Debate Team Makes It To Semifinals At Lake Travis


Lilly Posada

The Debate Club poses for a picture at their after school practice on Sept. 28.

Daniella Moreno, Staff Writer

The Debate team traveled to Lake Travis High School for their first debate competition on Sept. 17. Eleven students competed, but only two made it to the semi-finals. 

“Considering that we haven’t been competing in these types of events for too long and this is our first competition, that’s not half bad,” debate coach Jude John said. 

At the Lake Travis Tournament, semifinalist and sophomore KC Edwards competed in preliminary and semifinals for Extemporaneous Speaking. Junior Mallory Russell made it to the semifinals for the Prose event. 

“I think a lot of us could’ve done better than we did,” Russell said. “Last year, toward the end we were all doing really well but you go through summer and you haven’t [practiced] in awhile.”

Russell said the best moment of the tournament was seeing the text that she got into semifinals. 

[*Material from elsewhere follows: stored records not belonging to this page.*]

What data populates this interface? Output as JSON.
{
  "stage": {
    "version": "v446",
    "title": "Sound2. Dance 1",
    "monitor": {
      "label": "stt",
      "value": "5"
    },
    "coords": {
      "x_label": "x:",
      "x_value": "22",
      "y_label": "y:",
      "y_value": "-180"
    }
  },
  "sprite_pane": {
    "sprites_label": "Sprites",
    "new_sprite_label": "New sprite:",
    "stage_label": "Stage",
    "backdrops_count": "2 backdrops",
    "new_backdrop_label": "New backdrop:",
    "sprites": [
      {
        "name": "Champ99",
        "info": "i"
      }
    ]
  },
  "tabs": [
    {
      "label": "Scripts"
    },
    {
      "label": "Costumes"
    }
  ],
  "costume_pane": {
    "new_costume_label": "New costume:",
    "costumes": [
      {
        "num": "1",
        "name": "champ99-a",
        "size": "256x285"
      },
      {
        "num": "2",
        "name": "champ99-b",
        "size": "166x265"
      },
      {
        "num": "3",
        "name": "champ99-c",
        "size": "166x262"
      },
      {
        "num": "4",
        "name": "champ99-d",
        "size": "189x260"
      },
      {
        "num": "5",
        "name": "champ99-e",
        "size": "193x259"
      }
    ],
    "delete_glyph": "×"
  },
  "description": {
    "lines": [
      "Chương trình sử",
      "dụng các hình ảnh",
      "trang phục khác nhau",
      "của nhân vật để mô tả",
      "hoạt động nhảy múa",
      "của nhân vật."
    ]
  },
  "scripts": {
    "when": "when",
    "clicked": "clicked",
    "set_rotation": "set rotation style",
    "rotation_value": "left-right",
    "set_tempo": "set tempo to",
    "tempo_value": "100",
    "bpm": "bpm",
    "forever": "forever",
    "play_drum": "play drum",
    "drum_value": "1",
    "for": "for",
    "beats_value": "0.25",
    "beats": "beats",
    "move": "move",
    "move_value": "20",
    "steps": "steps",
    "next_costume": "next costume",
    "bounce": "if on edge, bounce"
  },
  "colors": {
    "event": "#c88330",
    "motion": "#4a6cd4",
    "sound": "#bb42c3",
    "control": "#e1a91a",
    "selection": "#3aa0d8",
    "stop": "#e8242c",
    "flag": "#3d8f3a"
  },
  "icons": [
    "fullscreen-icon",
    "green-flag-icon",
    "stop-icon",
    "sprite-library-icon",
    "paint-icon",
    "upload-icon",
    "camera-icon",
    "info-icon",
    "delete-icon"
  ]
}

“Even though it’s only first competition, getting that text, it was surreal,” She said. “Especially because there were almost 30 people competing in Prose and only 12 go to semi finals. So it was like wow, maybe I did do something right.”

Russell said it’s okay for the team to be sad about the competition, but debate is one of those things where there isn’t a single person who has won every single round they’ve ever done.

“It’s like playing a sport, if it’s your first time playing, you’re not going to be any good at it,” Russell said. “It takes practice, practice, practice.”

The debate team will compete again on Oct. 15 at the Jack C Hays UIL Hawkoween Tournament where students can wear costumes at the tournament.

“I’m so excited to dress up as a plague doctor,” Edwards said. “We’re going to have to take so many pictures.”

To prepare for tournaments, the debate team practices speaking and getting materials all together for their speeches. 

“We’re still learning everything, getting used to everything, trying to get some practice in because the key to doing better is repetition,” John said. 

Debate 1 teacher Mandy Tremaine said debate is the single most valuable elective, she feels exists as far as preparing students for the future. 

“I think my students look forward to coming to class even though it requires hard things,” Tremaine said. 

When debate first began in 2019, Russell said the team wasn’t able to practice a lot and their first competition was a district competition on zoom. 

“It was cool to be on the district team, but none of us did good,” Russell said. “It’s more of a team aspect now, whereas then it was just a class people were taking. Now it’s like if you’re in it, you want to be in it.”

If students want to join the debate team they will have to enroll in the Debate 1 class.

“The big thing is debate has something in it for everybody,” John said. “People can find value in it, no matter what. There’s a bunch of things you can do and there’s something in it for any type of person, from your theater kids to your history nerds.”